Take any broad and internally diverse cultural-linguistic area, and divide it into two or more state regimes. Prior to this division, the different cultural streams in the different regions will strike a balance of interests and attitudes. Alter the proportions of those regional streams, even if all the ingredients are the same, and the political outcome will be different.There's a whole lot more to Bennett's piece that's worth reading. Particularly interesting are his ruminations about the national narratives of Britain, America, Canada and Australia and how these nations couldn't have taken on their current characteristics-- culturally and geographically--had it not been for a few "Lockean bargains" made between "Burkean communities".
One of the important facts about post-World War Two West Germany was that it was substantially more Catholic than Germany as a whole. Thus the Catholic Christian Democrat tradition and ideology was able to serve as a dominant political philosophy for the new republic, under the leadership of Christian Democrats like Conrad Audenauer, who would have not so easy a timee in a united Germany.

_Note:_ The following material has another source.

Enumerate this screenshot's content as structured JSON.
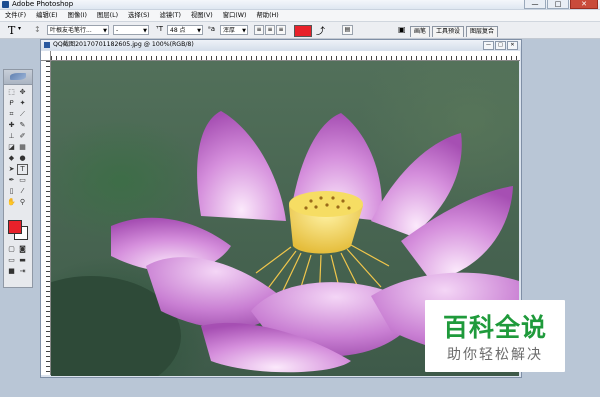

In Anglosphere terms, the same effect meant that the quite similar political temperaments of New England and anglophone Canada had substantially different impacts on their respective nations: the New Englanders have always been one part of a mix that also included Southern lowlanders, Scots-Irish, and midland Pennsylvanians and New Yorkers, while the anglo-Canadians have always needed to seek compromise with Quebecois.
From this start, we then add two and a quarter centuries of different state actions, and the different shared experiences of American and Canadians, respectively. (Or the quite different experiences of the various regional cultures in the British Isles and of their descendants in other parts of the Anglosphere.) These add up over time.
Tuesday, July 11, 2006
I guess my off-the-cuff ruminating about the differences between Canada and the U.S. and Australia wasn't so far off. James Bennett mentions the effect that the Quebecois had on the Anglo-Canadians in this much broader post about the differences within the Anglosphere: